The Secret Agent (New episodes streaming Monday through Wednesday, Acorn TV): A bleakly affecting three-part adaptation of Joseph Conrad’s famed thriller (also the basis for Hitchcock’s 1936 Sabotage, if you’re feeling some déjà vu) stars Toby Jones as doughy Anton Verloc, a seedy shop owner who doubles as a most unlikely spy working for the Russians in 1880s London. Tasked to give the government “a jolly good scare” by his cynical handler, Verloc tends to his explosive assignment with trepidation and self-pity, leading to heartrending tragedy. As his suspicious wife Winnie, Vicky McClure has an almost silent-film eloquence, and there’s also strong supporting work from Charlie Hamblett as Winnie’s childlike brother, Ian Hart as an egotistical anarchist and Stephen Graham as the Scotland Yard inspector who fears the worst,

Harry (Syndicated, check local listings): The best thing about the final seasons of American Idol, versatile musician-actor Harry Connick Jr. tries his hand at a daily talk show, leavening the formula with humor and music. His first guest is Sandra Bullock, with lots of star cameos by famous well-wishers who are clearly wild about him.

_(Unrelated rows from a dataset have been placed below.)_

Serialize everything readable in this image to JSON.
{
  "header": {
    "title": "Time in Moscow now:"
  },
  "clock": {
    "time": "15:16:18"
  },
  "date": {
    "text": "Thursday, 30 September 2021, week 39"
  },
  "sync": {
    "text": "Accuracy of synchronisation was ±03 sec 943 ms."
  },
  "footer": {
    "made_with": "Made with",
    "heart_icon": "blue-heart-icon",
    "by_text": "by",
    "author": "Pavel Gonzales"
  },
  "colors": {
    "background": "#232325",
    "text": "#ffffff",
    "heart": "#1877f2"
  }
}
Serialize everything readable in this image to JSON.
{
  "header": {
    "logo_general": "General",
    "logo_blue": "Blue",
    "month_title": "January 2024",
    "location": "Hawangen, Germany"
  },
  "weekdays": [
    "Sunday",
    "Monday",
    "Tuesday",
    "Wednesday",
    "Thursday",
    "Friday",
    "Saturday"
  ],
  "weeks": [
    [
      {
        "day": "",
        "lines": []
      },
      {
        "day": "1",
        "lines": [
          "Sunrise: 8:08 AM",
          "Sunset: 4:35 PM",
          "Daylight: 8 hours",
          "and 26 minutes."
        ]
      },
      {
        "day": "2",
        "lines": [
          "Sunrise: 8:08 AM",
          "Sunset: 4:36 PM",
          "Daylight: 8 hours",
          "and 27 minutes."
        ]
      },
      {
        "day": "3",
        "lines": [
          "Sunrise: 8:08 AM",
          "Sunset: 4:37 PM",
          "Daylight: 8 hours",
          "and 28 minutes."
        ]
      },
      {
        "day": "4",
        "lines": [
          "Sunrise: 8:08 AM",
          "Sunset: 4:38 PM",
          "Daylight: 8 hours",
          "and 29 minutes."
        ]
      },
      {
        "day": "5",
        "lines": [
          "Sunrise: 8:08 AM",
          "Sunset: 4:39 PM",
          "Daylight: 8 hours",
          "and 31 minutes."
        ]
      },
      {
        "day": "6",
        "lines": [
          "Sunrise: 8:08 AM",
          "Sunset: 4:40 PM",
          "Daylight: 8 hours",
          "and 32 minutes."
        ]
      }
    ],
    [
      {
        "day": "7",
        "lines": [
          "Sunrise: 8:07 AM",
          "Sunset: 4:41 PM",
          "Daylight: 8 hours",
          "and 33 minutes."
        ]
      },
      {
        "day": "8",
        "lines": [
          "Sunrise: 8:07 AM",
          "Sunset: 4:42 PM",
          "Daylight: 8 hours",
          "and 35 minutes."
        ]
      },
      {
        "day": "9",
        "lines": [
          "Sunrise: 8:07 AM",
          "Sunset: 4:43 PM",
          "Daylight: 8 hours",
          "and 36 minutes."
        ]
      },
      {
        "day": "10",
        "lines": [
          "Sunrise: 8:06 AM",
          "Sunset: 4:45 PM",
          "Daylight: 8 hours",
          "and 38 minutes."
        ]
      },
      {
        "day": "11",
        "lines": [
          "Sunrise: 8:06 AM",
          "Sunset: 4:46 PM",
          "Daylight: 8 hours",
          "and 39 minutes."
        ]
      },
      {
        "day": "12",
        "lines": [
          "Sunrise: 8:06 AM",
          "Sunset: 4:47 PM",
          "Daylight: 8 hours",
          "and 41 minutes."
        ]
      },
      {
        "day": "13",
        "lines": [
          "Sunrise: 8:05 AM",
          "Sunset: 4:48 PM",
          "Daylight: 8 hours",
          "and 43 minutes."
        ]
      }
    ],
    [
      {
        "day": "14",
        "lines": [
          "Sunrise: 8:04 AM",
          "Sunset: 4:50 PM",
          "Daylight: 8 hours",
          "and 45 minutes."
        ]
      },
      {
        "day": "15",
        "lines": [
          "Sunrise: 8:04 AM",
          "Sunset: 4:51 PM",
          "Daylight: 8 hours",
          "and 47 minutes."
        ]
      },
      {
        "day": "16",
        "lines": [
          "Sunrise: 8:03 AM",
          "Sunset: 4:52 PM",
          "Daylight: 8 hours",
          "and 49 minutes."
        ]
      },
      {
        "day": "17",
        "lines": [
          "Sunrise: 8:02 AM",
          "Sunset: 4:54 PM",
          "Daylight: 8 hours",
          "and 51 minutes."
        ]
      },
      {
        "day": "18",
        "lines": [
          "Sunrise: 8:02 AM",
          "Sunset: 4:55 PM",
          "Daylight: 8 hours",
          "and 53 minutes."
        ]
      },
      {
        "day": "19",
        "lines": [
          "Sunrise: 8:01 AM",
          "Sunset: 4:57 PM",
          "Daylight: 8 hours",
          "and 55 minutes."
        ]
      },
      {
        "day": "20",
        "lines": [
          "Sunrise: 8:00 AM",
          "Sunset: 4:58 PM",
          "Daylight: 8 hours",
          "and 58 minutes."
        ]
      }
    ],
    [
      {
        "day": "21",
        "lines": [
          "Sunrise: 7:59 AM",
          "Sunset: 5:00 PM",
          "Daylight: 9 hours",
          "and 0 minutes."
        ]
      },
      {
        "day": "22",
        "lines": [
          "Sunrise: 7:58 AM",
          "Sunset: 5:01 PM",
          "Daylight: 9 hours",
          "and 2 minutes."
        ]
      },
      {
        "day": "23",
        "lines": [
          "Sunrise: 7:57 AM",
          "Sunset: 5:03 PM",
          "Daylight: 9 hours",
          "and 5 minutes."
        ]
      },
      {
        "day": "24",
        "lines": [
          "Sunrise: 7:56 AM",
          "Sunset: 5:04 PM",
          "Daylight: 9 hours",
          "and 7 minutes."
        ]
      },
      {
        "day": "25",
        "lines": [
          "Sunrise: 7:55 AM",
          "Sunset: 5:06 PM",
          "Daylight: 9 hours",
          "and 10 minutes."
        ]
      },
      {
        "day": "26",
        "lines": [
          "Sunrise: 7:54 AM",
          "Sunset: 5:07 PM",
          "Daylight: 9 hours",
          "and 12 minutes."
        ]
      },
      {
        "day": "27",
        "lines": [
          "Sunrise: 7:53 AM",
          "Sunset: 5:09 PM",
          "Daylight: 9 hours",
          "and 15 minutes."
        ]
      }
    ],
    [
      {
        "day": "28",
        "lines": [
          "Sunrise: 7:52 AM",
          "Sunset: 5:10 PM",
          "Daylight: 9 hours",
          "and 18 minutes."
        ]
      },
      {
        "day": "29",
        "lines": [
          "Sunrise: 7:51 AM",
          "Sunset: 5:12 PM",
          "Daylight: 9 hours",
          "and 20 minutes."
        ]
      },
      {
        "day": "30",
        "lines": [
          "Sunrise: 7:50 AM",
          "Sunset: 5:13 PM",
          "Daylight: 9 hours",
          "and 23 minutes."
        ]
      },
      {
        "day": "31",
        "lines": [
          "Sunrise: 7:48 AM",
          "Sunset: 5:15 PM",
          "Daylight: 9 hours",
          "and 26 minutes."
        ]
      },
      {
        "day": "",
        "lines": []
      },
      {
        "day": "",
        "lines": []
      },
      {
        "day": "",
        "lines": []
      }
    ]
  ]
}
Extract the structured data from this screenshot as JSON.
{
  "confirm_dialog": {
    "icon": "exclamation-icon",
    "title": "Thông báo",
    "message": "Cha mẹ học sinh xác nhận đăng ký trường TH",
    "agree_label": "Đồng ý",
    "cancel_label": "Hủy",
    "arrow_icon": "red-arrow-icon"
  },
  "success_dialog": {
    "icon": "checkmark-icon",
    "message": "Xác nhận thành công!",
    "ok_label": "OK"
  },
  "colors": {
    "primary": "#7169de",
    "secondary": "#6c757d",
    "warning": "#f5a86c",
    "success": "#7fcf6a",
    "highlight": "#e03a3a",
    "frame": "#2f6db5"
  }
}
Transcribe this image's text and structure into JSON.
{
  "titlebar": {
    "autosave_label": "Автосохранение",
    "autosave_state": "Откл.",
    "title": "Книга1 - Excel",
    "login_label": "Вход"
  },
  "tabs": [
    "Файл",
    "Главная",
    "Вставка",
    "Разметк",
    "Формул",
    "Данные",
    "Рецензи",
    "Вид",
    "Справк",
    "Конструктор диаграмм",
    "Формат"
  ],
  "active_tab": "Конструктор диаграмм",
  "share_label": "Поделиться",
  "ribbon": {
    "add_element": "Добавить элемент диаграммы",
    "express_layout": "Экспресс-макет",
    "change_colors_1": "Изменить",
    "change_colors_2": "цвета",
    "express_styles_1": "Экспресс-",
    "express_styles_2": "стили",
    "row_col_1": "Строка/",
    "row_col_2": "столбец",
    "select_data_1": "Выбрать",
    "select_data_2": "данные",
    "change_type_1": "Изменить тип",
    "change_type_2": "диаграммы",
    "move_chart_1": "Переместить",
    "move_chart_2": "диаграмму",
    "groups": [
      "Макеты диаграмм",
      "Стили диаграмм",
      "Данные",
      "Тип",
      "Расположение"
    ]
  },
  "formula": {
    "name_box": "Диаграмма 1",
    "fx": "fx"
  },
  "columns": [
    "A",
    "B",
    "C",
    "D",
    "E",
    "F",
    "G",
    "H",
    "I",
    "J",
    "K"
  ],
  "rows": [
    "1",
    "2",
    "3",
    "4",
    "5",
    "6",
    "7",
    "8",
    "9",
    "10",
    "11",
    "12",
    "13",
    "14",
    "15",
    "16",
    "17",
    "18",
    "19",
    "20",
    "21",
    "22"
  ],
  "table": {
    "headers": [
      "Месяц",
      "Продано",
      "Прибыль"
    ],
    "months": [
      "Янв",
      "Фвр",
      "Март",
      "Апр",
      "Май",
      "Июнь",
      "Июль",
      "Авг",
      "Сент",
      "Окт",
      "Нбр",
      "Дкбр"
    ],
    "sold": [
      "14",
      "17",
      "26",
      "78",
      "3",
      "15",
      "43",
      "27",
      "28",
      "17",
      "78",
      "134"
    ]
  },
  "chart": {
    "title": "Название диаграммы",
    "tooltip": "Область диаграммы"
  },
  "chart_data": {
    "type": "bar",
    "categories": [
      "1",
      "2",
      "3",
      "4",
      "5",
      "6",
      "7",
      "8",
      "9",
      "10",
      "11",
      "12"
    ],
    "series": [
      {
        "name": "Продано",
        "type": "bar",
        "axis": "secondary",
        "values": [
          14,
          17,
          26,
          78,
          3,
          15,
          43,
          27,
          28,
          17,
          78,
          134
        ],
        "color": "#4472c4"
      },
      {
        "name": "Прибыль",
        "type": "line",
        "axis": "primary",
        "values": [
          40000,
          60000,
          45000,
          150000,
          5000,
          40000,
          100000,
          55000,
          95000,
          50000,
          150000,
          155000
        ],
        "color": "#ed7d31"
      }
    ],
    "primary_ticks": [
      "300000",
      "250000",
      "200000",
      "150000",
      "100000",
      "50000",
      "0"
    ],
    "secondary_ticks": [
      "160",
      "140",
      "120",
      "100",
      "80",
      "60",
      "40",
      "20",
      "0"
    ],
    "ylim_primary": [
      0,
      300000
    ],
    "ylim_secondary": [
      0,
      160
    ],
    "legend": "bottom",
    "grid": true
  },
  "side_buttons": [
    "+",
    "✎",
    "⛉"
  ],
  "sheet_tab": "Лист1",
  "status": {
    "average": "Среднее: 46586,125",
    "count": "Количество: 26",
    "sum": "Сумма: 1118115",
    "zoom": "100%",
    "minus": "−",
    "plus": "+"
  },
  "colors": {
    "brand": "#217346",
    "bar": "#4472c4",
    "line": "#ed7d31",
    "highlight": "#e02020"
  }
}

Inside Monday TV: Steven Spielberg presents one of Hollywood’s most honored film composers, and his frequent partner in setting a tone, with one of the industry’s top prizes in AFI Life Achievement Award: A Tribute to John Williams (8/7c, TCM), followed by one of their most iconic masterpieces, 1975’s Jaws (9:15/8:15c), and a replay of AFI’s Master Class: The Art of Collaboration: Steven Spielberg and John Williams (11:30/10:30c). … Another nostalgia alert: ’70s comedy-variety classic The Sonny & Cher Comedy Hour joins getTV’s Monday lineup (8/7c), starting with the 1971 premiere featuring the legendary Jimmy Durante as guest. Those were the days. … The inspirational documentary All the Difference, airing on PBS’s POV (10/9c, check local listings at pbs.org), follows two young African-American men from Chicago’s South Side over five years as they pursue a very specific American dream: the desire to earn a college diploma.